While Rider’s Lawrenceville campus buzzed with the excitement of returning alumni and friends during Reunion Weekend, Dr. Mary Leck, professor emerita of Biology, was giving a lesson on freshwater marsh ecology and preservation some 12 miles south.
During a field trip to Trenton-Hamilton Marsh, spanning parts of Bordentown and Hamilton N.J., on Saturday, June 12, approximately 15 alumni, faculty members and guests were able to gain a glimpse into Leck’s work inside the John A. Roebling Memorial Park. Leck has conducted research on seed germination and has led countless field trips to the marsh since 1975.
The recent field trip was an idea that evolved from a conversation between Dr. Jonathan Yavelow, assistant dean of the College of Liberal Arts, Education, and Sciences, and Wright B. Seneres ’97, chair of the Science Alumni Affinity Chapter and an environmental scientist at Bach Associates, PC, in Haddon Heights, N.J.
As Leck led the group on a walking tour of Watson Woods and Abbott Bluff trails, she pointed out Jewelweed, a green leaf plant with orange and red flowers, which first attracted her to the area. Jewelweed has long been used to treat poison ivy, rashes and other skin disorders. Later, Leck showed another type of herbal plant, Leonurus or Motherwort, which has been used to treat heart conditions and pregnancy complications. Those plants are among the 900 species of plants identified by Leck and her husband, Charles, in the marsh area.
Leck explained that the freshwater marsh is not only rich in wildlife, but also history. The Watson House, built in 1708, is the oldest house in Mercer County. Indian artifacts dating back almost 10,000 years have been found inside the park. In the early 1900s, the park held an amusement park, and Leck pointed out its remnants, including a crumpled stone staircase.
For some science alumni, the Reunion Weekend field trip invoked memories from their undergraduate years at Rider.
Dr. Russell Burke ’02, who was there with his wife, Candy Burke, said he remembered how Leck introduced him and his classmates to the area’s plants and algae on their field trips. In fact, during the alumni trip, when Leck asked if anyone knew the name of a particular plant, Burke immediately called it out — aerenchyma.
“I was always impressed by that system,” said Burke about the intertidal plants of the marsh. As a marine scientist at the Virginia Institute of Marine Science at The College of William & Mary, Burke studies the native oyster reefs in the York River Estuary of Chesapeake Bay and changes in the watershed.
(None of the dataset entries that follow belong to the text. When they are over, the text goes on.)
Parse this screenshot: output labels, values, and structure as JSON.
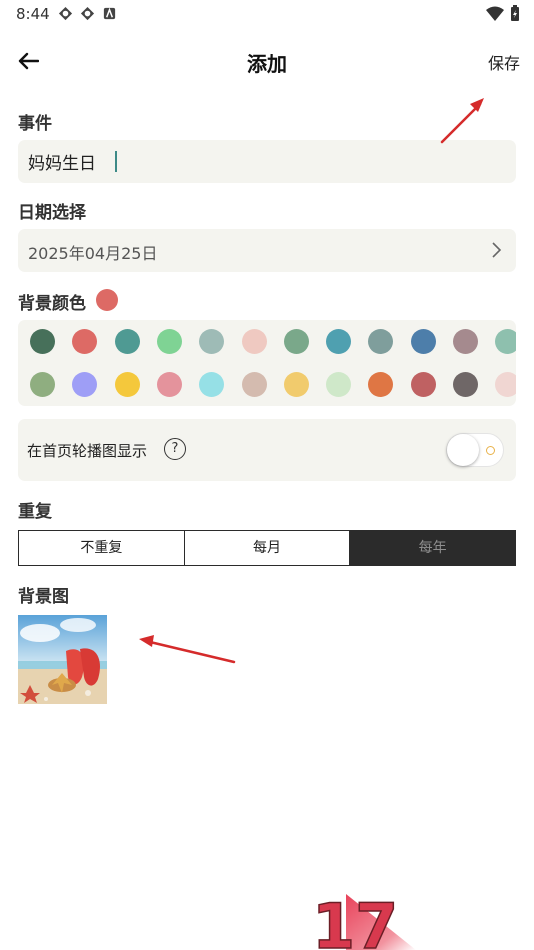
{
  "status_bar": {
    "time": "8:44",
    "icons": [
      "sync-icon",
      "sync-icon",
      "app-icon"
    ],
    "right_icons": [
      "wifi-icon",
      "battery-icon"
    ]
  },
  "header": {
    "title": "添加",
    "save_label": "保存",
    "back_icon": "back-arrow-icon"
  },
  "event": {
    "label": "事件",
    "value": "妈妈生日"
  },
  "date": {
    "label": "日期选择",
    "value": "2025年04月25日"
  },
  "background_color": {
    "label": "背景颜色",
    "selected": "#dd6a65",
    "palette_row1": [
      "#47705a",
      "#dd6a65",
      "#4f9a93",
      "#7fd394",
      "#9ebbb6",
      "#efc9c1",
      "#7aa88a",
      "#4fa0b0",
      "#7f9e9c",
      "#4d7eaa",
      "#a58a8e",
      "#8ec0ae"
    ],
    "palette_row2": [
      "#8fae80",
      "#9e9ef6",
      "#f4c83c",
      "#e4939c",
      "#96e0e6",
      "#d4bbaf",
      "#f1cb6d",
      "#cfe8c9",
      "#df7644",
      "#bf6162",
      "#6f6767",
      "#f0d6d2"
    ]
  },
  "carousel": {
    "label": "在首页轮播图显示",
    "help": "?",
    "enabled": false
  },
  "repeat": {
    "label": "重复",
    "options": [
      "不重复",
      "每月",
      "每年"
    ],
    "selected": "每年"
  },
  "background_image": {
    "label": "背景图"
  },
  "watermark": "17"
}
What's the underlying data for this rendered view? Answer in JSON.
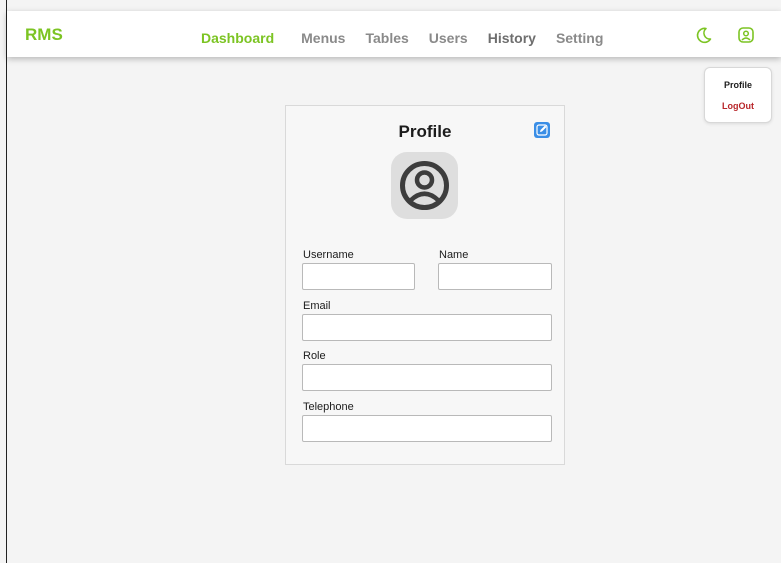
{
  "brand": "RMS",
  "nav": {
    "items": [
      {
        "label": "Dashboard"
      },
      {
        "label": "Menus"
      },
      {
        "label": "Tables"
      },
      {
        "label": "Users"
      },
      {
        "label": "History"
      },
      {
        "label": "Setting"
      }
    ],
    "active": "Dashboard"
  },
  "header_icons": [
    "moon-icon",
    "user-circle-icon"
  ],
  "dropdown": {
    "profile": "Profile",
    "logout": "LogOut"
  },
  "profile": {
    "title": "Profile",
    "edit_icon": "edit-icon",
    "avatar_icon": "user-circle-icon",
    "fields": {
      "username": {
        "label": "Username",
        "value": ""
      },
      "name": {
        "label": "Name",
        "value": ""
      },
      "email": {
        "label": "Email",
        "value": ""
      },
      "role": {
        "label": "Role",
        "value": ""
      },
      "telephone": {
        "label": "Telephone",
        "value": ""
      }
    }
  },
  "colors": {
    "accent": "#7cc423",
    "nav_inactive": "#8a8a8a",
    "logout": "#b8262a",
    "edit": "#3a8ee6",
    "background": "#f4f4f4"
  }
}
He said that he was able to apply the lessons he learned from Leck’s field trips to his current work because the ecology of intertidal areas are very similar to salt systems.
While Diane Pupa ’84 did not have any classes or field experiences with Leck, she does remember Geology trips, including the one to the Blue Ridge Mountains, which she took with her classmates and Dr. Jonathan Husch, now of Geological, Environmental, & Marine Sciences (GEMS) department.
Pupa, an environmental scientist and supervisor at the N.J. State Department of Environmental Protection, said the impact that the Rider faculty had on her was huge. “They prepared you very well for the real world,” she added.
Leck said she continues to run field trips to the marsh as a way to educate others about the ecology systems and the importance of preserving open space. She called upon one trip where she led a group of students from Trenton Central High School in the mid-1990s.
“The students were out there in hip boots. It was such a fantastic time,” Leck remembered. “It changed their attitude about science and made me aware about how important this place is as a resource for education.”